Worcester native Abbie Hoffman was a legend. The prolific activist and counterculture icon pioneered the Yippie movement of the 1960s and made national headlines for his anti-war protests. And when Hoffman died by suicide on April 12, 1989, he left behind quite the legacy of hijinks.

He grew up in a Jewish household with his parents and two younger siblings. His childhood was filled with adventures—from stealing cars and going joyriding to hustling pool halls. Hoffman was expelled from Classical High School in Worcester after a fight and eventually graduated from Worcester Academy before going on to Brandeis University. At Brandeis, he explored psychology  and was known for being passionate, bright, and a bit rebellious. In 1967, Hoffman organized a group of people to throw money on stock traders at the New York Stock Exchange in an event Smithsonian.com called “guerrilla theater.”

Hoffman explained what happened in his autobiography: “It all began with a simple telephone call to the Stock Exchange. I arranged for a tour, giving one of my favorite pseudonyms, George Metesky, the notorious mad bomber of Manhattan. Then I scraped together $300, which I changed into crispy one-dollar bills, rounded up 15 free spirits, which in those days just took a few phone calls, and off we went to Wall Street.”

The political shows didn’t stop at the Stock Exchange.

After contributing to the Civil Rights Movement, Hoffman started the Youth International Party, known as the Yippies.
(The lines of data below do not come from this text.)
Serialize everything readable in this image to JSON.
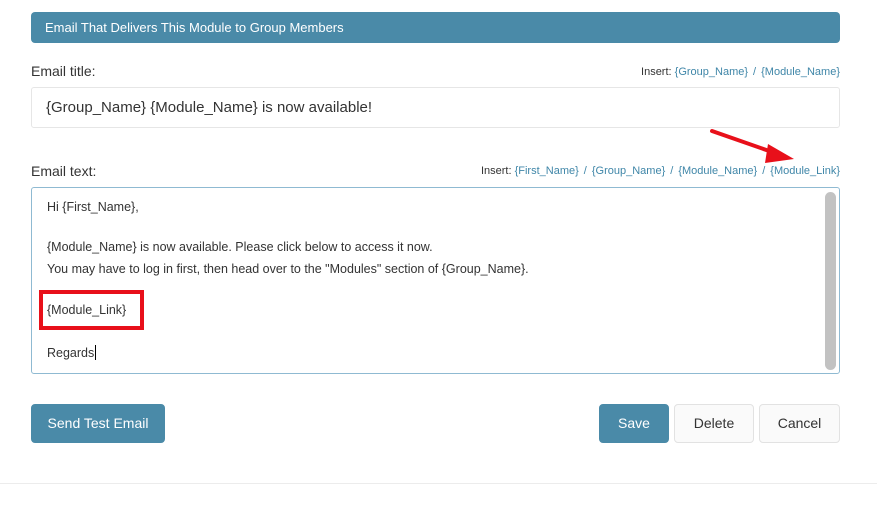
{
  "header": {
    "title": "Email That Delivers This Module to Group Members"
  },
  "email_title": {
    "label": "Email title:",
    "insert_label": "Insert:",
    "insert_tokens": [
      "{Group_Name}",
      "{Module_Name}"
    ],
    "value": "{Group_Name} {Module_Name} is now available!"
  },
  "email_text": {
    "label": "Email text:",
    "insert_label": "Insert:",
    "insert_tokens": [
      "{First_Name}",
      "{Group_Name}",
      "{Module_Name}",
      "{Module_Link}"
    ],
    "separator": "/",
    "lines": [
      "Hi {First_Name},",
      "{Module_Name} is now available. Please click below to access it now.",
      "You may have to log in first, then head over to the \"Modules\" section of {Group_Name}.",
      "{Module_Link}",
      "Regards"
    ]
  },
  "buttons": {
    "send_test": "Send Test Email",
    "save": "Save",
    "delete": "Delete",
    "cancel": "Cancel"
  },
  "annotation": {
    "highlight_color": "#e8101a",
    "arrow_color": "#e8101a"
  },
  "colors": {
    "accent": "#4a8aa8",
    "link": "#3f86a8"
  }
}
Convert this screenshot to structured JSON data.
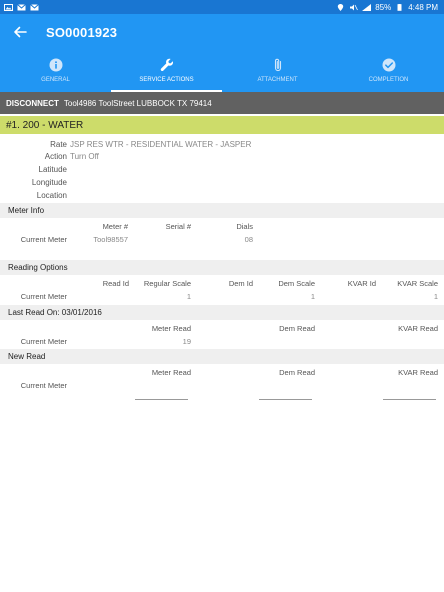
{
  "status": {
    "battery": "85%",
    "time": "4:48 PM"
  },
  "appbar": {
    "title": "SO0001923"
  },
  "tabs": [
    {
      "label": "GENERAL",
      "icon": "info-icon"
    },
    {
      "label": "SERVICE ACTIONS",
      "icon": "wrench-icon"
    },
    {
      "label": "ATTACHMENT",
      "icon": "paperclip-icon"
    },
    {
      "label": "COMPLETION",
      "icon": "check-circle-icon"
    }
  ],
  "disconnect": {
    "label": "DISCONNECT",
    "address": "Tool4986 ToolStreet LUBBOCK TX 79414"
  },
  "service": {
    "header": "#1. 200 - WATER",
    "rate_label": "Rate",
    "rate_value": "JSP RES WTR - RESIDENTIAL WATER - JASPER",
    "action_label": "Action",
    "action_value": "Turn Off",
    "latitude_label": "Latitude",
    "longitude_label": "Longitude",
    "location_label": "Location"
  },
  "meter_info": {
    "title": "Meter Info",
    "col_meter": "Meter #",
    "col_serial": "Serial #",
    "col_dials": "Dials",
    "row_label": "Current Meter",
    "meter": "Tool98557",
    "dials": "08"
  },
  "reading_options": {
    "title": "Reading Options",
    "col_read_id": "Read Id",
    "col_regular_scale": "Regular Scale",
    "col_dem_id": "Dem Id",
    "col_dem_scale": "Dem Scale",
    "col_kvar_id": "KVAR Id",
    "col_kvar_scale": "KVAR Scale",
    "row_label": "Current Meter",
    "regular_scale": "1",
    "dem_scale": "1",
    "kvar_scale": "1"
  },
  "last_read": {
    "title": "Last Read On: 03/01/2016",
    "col_meter_read": "Meter Read",
    "col_dem_read": "Dem Read",
    "col_kvar_read": "KVAR Read",
    "row_label": "Current Meter",
    "meter_read": "19"
  },
  "new_read": {
    "title": "New Read",
    "col_meter_read": "Meter Read",
    "col_dem_read": "Dem Read",
    "col_kvar_read": "KVAR Read",
    "row_label": "Current Meter"
  }
}
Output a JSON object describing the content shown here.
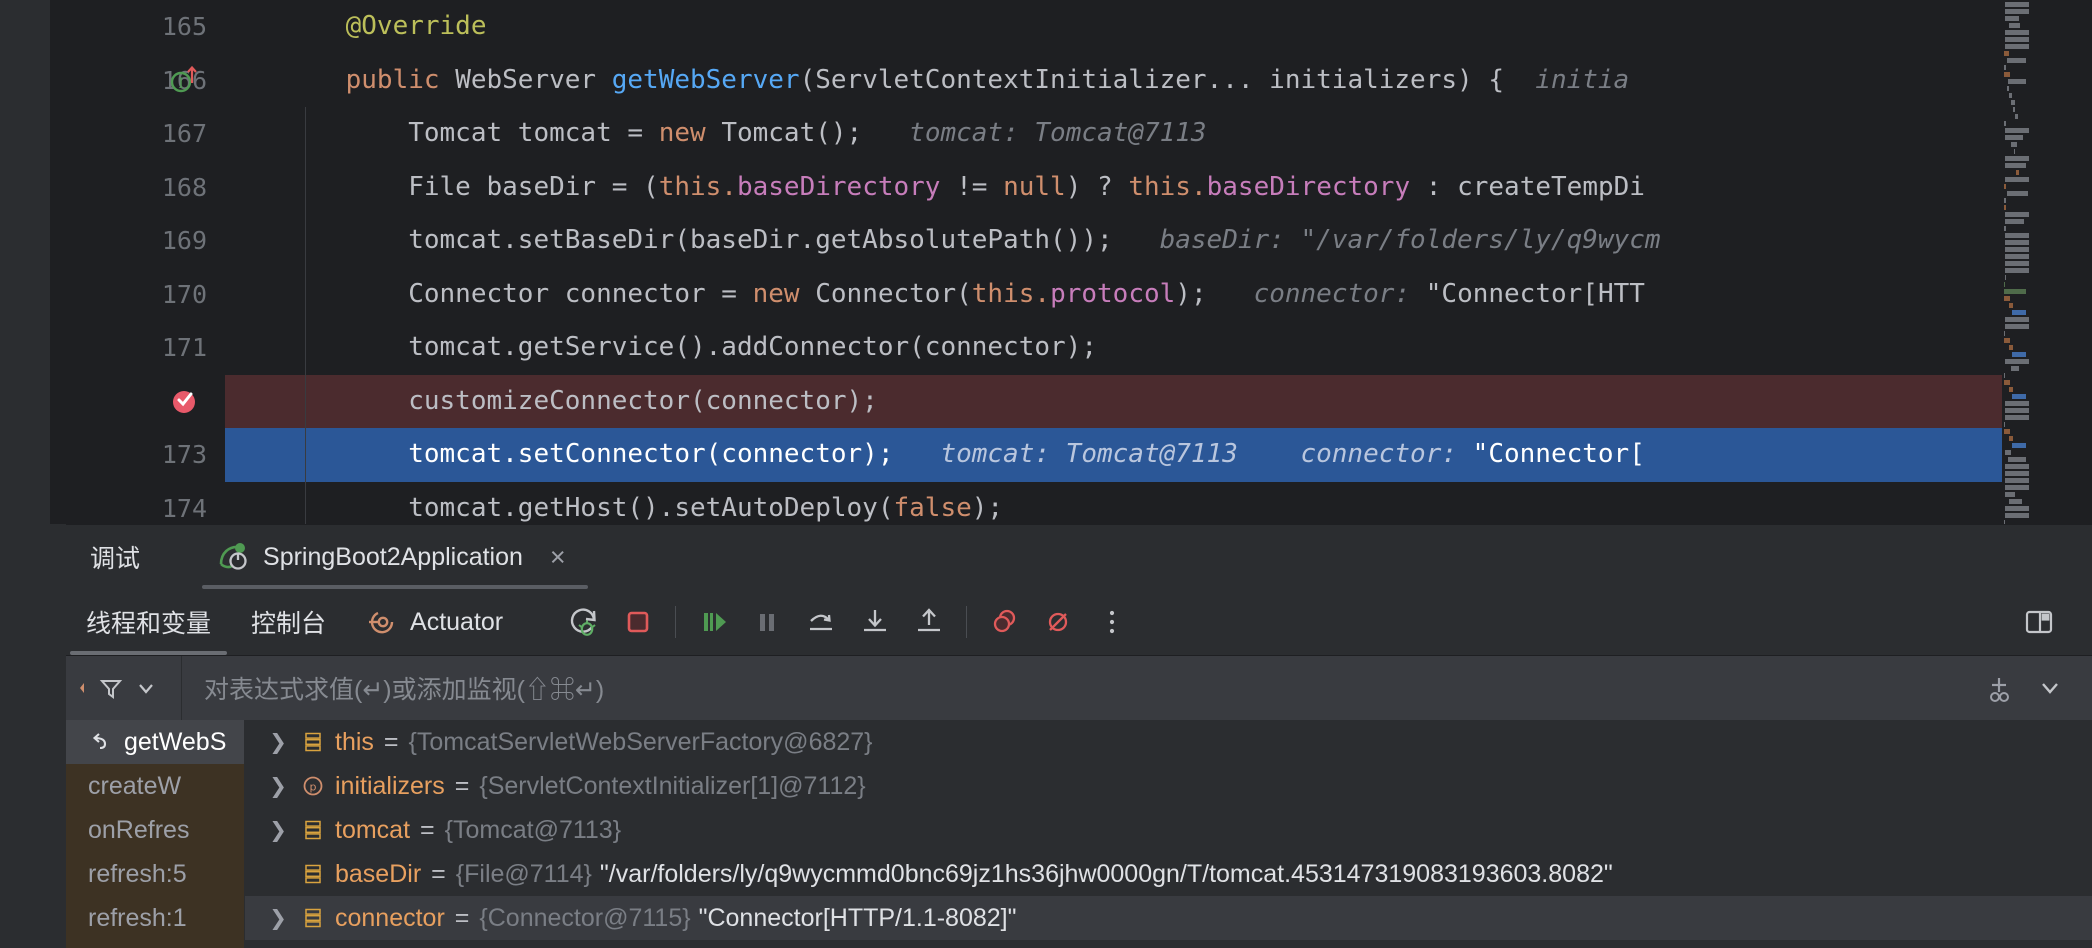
{
  "editor": {
    "lines": [
      {
        "number": "165",
        "gutter_icon": "",
        "highlight": "none",
        "indent": 0,
        "tokens": [
          {
            "cls": "t-anno",
            "text": "    @Override"
          }
        ]
      },
      {
        "number": "166",
        "gutter_icon": "run-method-icon",
        "highlight": "none",
        "indent": 0,
        "tokens": [
          {
            "cls": "t-kw",
            "text": "    public "
          },
          {
            "cls": "t-txt",
            "text": "WebServer "
          },
          {
            "cls": "t-mtd",
            "text": "getWebServer"
          },
          {
            "cls": "t-txt",
            "text": "(ServletContextInitializer... initializers) { "
          },
          {
            "cls": "t-hint",
            "text": " initia"
          }
        ]
      },
      {
        "number": "167",
        "gutter_icon": "",
        "highlight": "none",
        "indent": 1,
        "tokens": [
          {
            "cls": "t-txt",
            "text": "        Tomcat tomcat = "
          },
          {
            "cls": "t-kw",
            "text": "new "
          },
          {
            "cls": "t-txt",
            "text": "Tomcat();"
          },
          {
            "cls": "t-hint",
            "text": "   tomcat: Tomcat@7113"
          }
        ]
      },
      {
        "number": "168",
        "gutter_icon": "",
        "highlight": "none",
        "indent": 1,
        "tokens": [
          {
            "cls": "t-txt",
            "text": "        File baseDir = ("
          },
          {
            "cls": "t-kw",
            "text": "this."
          },
          {
            "cls": "t-fld",
            "text": "baseDirectory "
          },
          {
            "cls": "t-txt",
            "text": "!= "
          },
          {
            "cls": "t-kw",
            "text": "null"
          },
          {
            "cls": "t-txt",
            "text": ") ? "
          },
          {
            "cls": "t-kw",
            "text": "this."
          },
          {
            "cls": "t-fld",
            "text": "baseDirectory "
          },
          {
            "cls": "t-txt",
            "text": ": createTempDi"
          }
        ]
      },
      {
        "number": "169",
        "gutter_icon": "",
        "highlight": "none",
        "indent": 1,
        "tokens": [
          {
            "cls": "t-txt",
            "text": "        tomcat.setBaseDir(baseDir.getAbsolutePath());"
          },
          {
            "cls": "t-hint",
            "text": "   baseDir: \"/var/folders/ly/q9wycm"
          }
        ]
      },
      {
        "number": "170",
        "gutter_icon": "",
        "highlight": "none",
        "indent": 1,
        "tokens": [
          {
            "cls": "t-txt",
            "text": "        Connector connector = "
          },
          {
            "cls": "t-kw",
            "text": "new "
          },
          {
            "cls": "t-txt",
            "text": "Connector("
          },
          {
            "cls": "t-kw",
            "text": "this."
          },
          {
            "cls": "t-fld",
            "text": "protocol"
          },
          {
            "cls": "t-txt",
            "text": ");"
          },
          {
            "cls": "t-hint",
            "text": "   connector: "
          },
          {
            "cls": "t-txt",
            "text": "\"Connector[HTT"
          }
        ]
      },
      {
        "number": "171",
        "gutter_icon": "",
        "highlight": "none",
        "indent": 1,
        "tokens": [
          {
            "cls": "t-txt",
            "text": "        tomcat.getService().addConnector(connector);"
          }
        ]
      },
      {
        "number": "",
        "gutter_icon": "breakpoint-icon",
        "highlight": "red",
        "indent": 1,
        "tokens": [
          {
            "cls": "t-txt",
            "text": "        customizeConnector(connector);"
          }
        ]
      },
      {
        "number": "173",
        "gutter_icon": "",
        "highlight": "blue",
        "indent": 1,
        "tokens": [
          {
            "cls": "t-txt",
            "text": "        tomcat.setConnector(connector);"
          },
          {
            "cls": "t-hint",
            "text": "   tomcat: Tomcat@7113"
          },
          {
            "cls": "t-hint",
            "text": "    connector: "
          },
          {
            "cls": "t-txt",
            "text": "\"Connector["
          }
        ]
      },
      {
        "number": "174",
        "gutter_icon": "",
        "highlight": "none",
        "indent": 1,
        "tokens": [
          {
            "cls": "t-txt",
            "text": "        tomcat.getHost().setAutoDeploy("
          },
          {
            "cls": "t-kw",
            "text": "false"
          },
          {
            "cls": "t-txt",
            "text": ");"
          }
        ]
      }
    ]
  },
  "debug": {
    "panel_title": "调试",
    "run_tab": {
      "label": "SpringBoot2Application",
      "icon": "spring-boot-run-icon",
      "close_label": "×"
    },
    "tabs": [
      {
        "label": "线程和变量",
        "icon": "",
        "active": true
      },
      {
        "label": "控制台",
        "icon": "",
        "active": false
      },
      {
        "label": "Actuator",
        "icon": "actuator-icon",
        "active": false
      }
    ],
    "toolbar_buttons": [
      {
        "name": "rerun-debug-button",
        "icon": "rerun-debug-icon"
      },
      {
        "name": "stop-button",
        "icon": "stop-icon"
      },
      {
        "name": "separator-1",
        "icon": "separator"
      },
      {
        "name": "resume-program-button",
        "icon": "resume-icon"
      },
      {
        "name": "pause-program-button",
        "icon": "pause-icon"
      },
      {
        "name": "step-over-button",
        "icon": "step-over-icon"
      },
      {
        "name": "step-into-button",
        "icon": "step-into-icon"
      },
      {
        "name": "step-out-button",
        "icon": "step-out-icon"
      },
      {
        "name": "separator-2",
        "icon": "separator"
      },
      {
        "name": "view-breakpoints-button",
        "icon": "view-breakpoints-icon"
      },
      {
        "name": "mute-breakpoints-button",
        "icon": "mute-breakpoints-icon"
      },
      {
        "name": "more-options-button",
        "icon": "more-vertical-icon"
      }
    ],
    "layout_button": {
      "name": "layout-settings-button",
      "icon": "layout-icon"
    },
    "evaluate": {
      "placeholder": "对表达式求值(↵)或添加监视(⇧⌘↵)",
      "filter_icon": "filter-icon",
      "chevron_icon": "chevron-down-icon",
      "add-watch_icon": "add-watch-icon",
      "collapse_icon": "chevron-down-icon"
    },
    "frames": [
      {
        "label": "getWebS",
        "icon": "return-arrow-icon",
        "active": true
      },
      {
        "label": "createW",
        "icon": "",
        "active": false
      },
      {
        "label": "onRefres",
        "icon": "",
        "active": false
      },
      {
        "label": "refresh:5",
        "icon": "",
        "active": false
      },
      {
        "label": "refresh:1",
        "icon": "",
        "active": false
      }
    ],
    "variables": [
      {
        "expandable": true,
        "icon": "field-icon",
        "name": "this",
        "eq": "=",
        "type": "{TomcatServletWebServerFactory@6827}",
        "value": "",
        "selected": false
      },
      {
        "expandable": true,
        "icon": "parameter-icon",
        "name": "initializers",
        "eq": "=",
        "type": "{ServletContextInitializer[1]@7112}",
        "value": "",
        "selected": false
      },
      {
        "expandable": true,
        "icon": "field-icon",
        "name": "tomcat",
        "eq": "=",
        "type": "{Tomcat@7113}",
        "value": "",
        "selected": false
      },
      {
        "expandable": false,
        "icon": "field-icon",
        "name": "baseDir",
        "eq": "=",
        "type": "{File@7114}",
        "value": "\"/var/folders/ly/q9wycmmd0bnc69jz1hs36jhw0000gn/T/tomcat.45314731908319360‌3.8082\"",
        "selected": false
      },
      {
        "expandable": true,
        "icon": "field-icon",
        "name": "connector",
        "eq": "=",
        "type": "{Connector@7115}",
        "value": "\"Connector[HTTP/1.1-8082]\"",
        "selected": true
      }
    ]
  },
  "colors": {
    "editor_bg": "#1e1f22",
    "panel_bg": "#2b2d30",
    "selection_blue": "#2b5797",
    "breakpoint_red_line": "#4b2b2e",
    "breakpoint_red": "#e55765",
    "accent_orange": "#e8a05f",
    "keyword_orange": "#cf8e6d",
    "method_blue": "#56a8f5",
    "field_purple": "#c77dbb",
    "annotation_yellow": "#bcbf5a",
    "frames_bg": "#3d3223",
    "text_primary": "#bcbec4",
    "text_dim": "#7a7e85",
    "green_run": "#5fad65"
  }
}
The 1968 Democratic Convention was the culmination of several issues he protested against, and Hoffman made sure to make the trip to Chicago. Thousands of anti-war protesters gathered at the DNC and were met by Chicago Police, who used tear gas and engaged in violent clashes with the activists. Hoffman, along with six others who collectively became known as “The Chicago Seven,” was arrested for conspiracy and inciting a riot at the DNC.

Hoffman and the rest of the Chicago Seven eventually had their riot convictions reversed, but the DNC incident would not be his last encounter with law enforcement. In 1973, Hoffman was arrested in New York for cocaine possession and started going by the pseudonym Barry Freed. A few years later, after he had reassumed the name Abbie Hoffman, the activist was arrested at the University of Massachusetts at Amherst alongside Amy Carter, daughter of President Jimmy Carter.

The subsequent years encompassed the end of the Vietnam War and Hoffman’s diagnosis of bipolar disorder in 1980. The manic and depressive episodes, along with lingering legal stresses, were a devastating cocktail for him. Hoffman was found dead in 1989.

Hoffman’s legacy goes beyond a being portrayed in Forrest Gump. He made a mark at a time in American history filled with unrest and insecurity. When others were afraid, Hoffman stood up for what he believed in. And Hoffman’s antics—complete with a side of outlandish theatre—make him a legend of anti-establishment protests.